# Gmbc: Hungarian Breakthrough In Mathematics

Does anybody know what a Rubik’s cube is? “Who doesn’t,” you might answer.
Mathematical Intelligencer, the famous mathematical magazine had the Rubik’s cube on it’s cover in 1979. Now, almost three decades later, once again, a Hungarian invention appeared on the cover. The Gömböc (In Hungarian: “small round shape”).

For me, the most interesting facts were these:

If we describe gömböc mathematically, we can say that it’s roundness equals one, which means it is a ball … mathematically.

The shape can not be found in the nature (in objects), because the shape is really fragile, and any small altering in the shape is fatal. That is why scientists couldn’t find this shape before, fecause they couldn’t see anything like that in the nature (Domokos Gábor realized this on his honeymoon).

The two scientists think that a type of turtles might be the key to this problem, because if something has to maintain the shape, then DNA is the thing, that is able to do that.
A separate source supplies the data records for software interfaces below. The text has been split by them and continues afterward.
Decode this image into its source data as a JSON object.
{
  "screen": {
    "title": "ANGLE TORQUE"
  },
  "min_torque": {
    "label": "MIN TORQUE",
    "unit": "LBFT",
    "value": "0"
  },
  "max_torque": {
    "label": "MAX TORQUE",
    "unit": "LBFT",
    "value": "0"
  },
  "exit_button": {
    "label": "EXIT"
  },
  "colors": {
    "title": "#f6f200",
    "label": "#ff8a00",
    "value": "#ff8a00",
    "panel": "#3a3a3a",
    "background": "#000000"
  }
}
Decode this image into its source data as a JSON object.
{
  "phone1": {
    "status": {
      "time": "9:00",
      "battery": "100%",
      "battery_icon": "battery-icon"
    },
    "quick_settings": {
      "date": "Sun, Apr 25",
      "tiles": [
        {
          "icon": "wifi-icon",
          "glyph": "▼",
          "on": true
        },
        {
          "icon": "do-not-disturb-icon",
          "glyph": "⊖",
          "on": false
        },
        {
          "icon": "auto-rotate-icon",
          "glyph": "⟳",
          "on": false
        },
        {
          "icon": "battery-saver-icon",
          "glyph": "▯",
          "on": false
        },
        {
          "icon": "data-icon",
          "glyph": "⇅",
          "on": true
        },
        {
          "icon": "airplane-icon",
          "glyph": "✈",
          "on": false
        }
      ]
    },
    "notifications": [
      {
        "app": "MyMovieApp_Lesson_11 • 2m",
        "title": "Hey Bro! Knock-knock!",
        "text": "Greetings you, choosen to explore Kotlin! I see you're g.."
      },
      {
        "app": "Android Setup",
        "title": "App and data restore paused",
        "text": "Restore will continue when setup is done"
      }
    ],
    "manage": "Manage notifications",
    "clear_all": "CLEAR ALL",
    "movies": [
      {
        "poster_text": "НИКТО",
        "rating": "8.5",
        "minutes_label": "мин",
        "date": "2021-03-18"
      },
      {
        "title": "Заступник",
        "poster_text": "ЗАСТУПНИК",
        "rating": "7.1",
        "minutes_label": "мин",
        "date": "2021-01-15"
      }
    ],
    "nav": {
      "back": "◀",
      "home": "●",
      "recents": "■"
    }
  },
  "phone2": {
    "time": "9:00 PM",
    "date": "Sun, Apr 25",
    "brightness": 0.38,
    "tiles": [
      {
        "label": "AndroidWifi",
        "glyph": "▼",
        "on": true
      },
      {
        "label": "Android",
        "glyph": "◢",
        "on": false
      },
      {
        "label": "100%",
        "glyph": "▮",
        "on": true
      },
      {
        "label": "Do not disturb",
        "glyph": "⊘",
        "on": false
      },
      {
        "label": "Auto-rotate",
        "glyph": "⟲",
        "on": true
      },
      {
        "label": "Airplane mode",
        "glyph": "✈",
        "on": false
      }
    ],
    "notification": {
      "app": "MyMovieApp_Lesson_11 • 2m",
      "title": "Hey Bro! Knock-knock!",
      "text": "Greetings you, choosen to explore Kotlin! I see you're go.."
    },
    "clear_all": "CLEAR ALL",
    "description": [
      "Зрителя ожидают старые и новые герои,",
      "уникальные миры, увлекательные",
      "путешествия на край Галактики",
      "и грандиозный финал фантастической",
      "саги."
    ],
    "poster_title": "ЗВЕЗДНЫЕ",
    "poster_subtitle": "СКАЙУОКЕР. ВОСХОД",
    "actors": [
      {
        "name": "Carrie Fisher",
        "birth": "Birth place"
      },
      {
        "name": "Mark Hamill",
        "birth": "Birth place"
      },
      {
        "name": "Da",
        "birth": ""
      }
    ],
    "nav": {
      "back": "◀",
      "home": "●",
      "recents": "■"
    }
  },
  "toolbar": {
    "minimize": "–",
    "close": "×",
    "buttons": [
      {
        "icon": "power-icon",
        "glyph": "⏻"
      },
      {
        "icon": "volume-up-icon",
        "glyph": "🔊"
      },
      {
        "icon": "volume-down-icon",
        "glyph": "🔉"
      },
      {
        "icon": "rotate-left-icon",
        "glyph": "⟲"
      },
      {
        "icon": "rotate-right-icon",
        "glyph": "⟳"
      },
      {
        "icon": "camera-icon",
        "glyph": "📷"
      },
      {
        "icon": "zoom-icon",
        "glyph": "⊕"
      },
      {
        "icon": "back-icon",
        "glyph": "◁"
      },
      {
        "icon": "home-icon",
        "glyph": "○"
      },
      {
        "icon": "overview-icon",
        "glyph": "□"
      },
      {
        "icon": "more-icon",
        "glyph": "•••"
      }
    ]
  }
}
The turtles in question are able to roll back to their stomach without help, from any position they get to. (This is the main feature of gömböc, because having only one stable and one unstable point of equilibrium means that the object will roll back to a certain position. It’s only stable balance point.)

The Gömböc got huge attention after one of the biggest mathematicians on the world, V.I. Arnold received one on his 70th birthday.

The shape is an invention of the scientists Domokos Gábor, who is working at the Budapest University of Technology and Economics, teaching the generation of future Architects and and Várkonyi Péter, from Princeton university.

BUTE is the university I study at.

On the ‘Night of the Museums’ I went to listen to the presentation of the inventers. I expected it to be a boring and dry lesson, but Domokos Gábor filled the pure scientific facts with humour and unbeliveable stories about him meeting prof.

Arnold for the first time, how their first projects gave them severe headaches, and how did he and his wife collected and sorted thousands of stones on their honeymoon.

Even the research topics were presented in a humorous way. “I spent the first month of work by checking dictionaries for definitions for the description of that mathematical problem. I didn’t understand the words I was reading.”

He also brought a gömböc to show us how it works. I think he’ll do the same at other countries, as they are traveling around the world.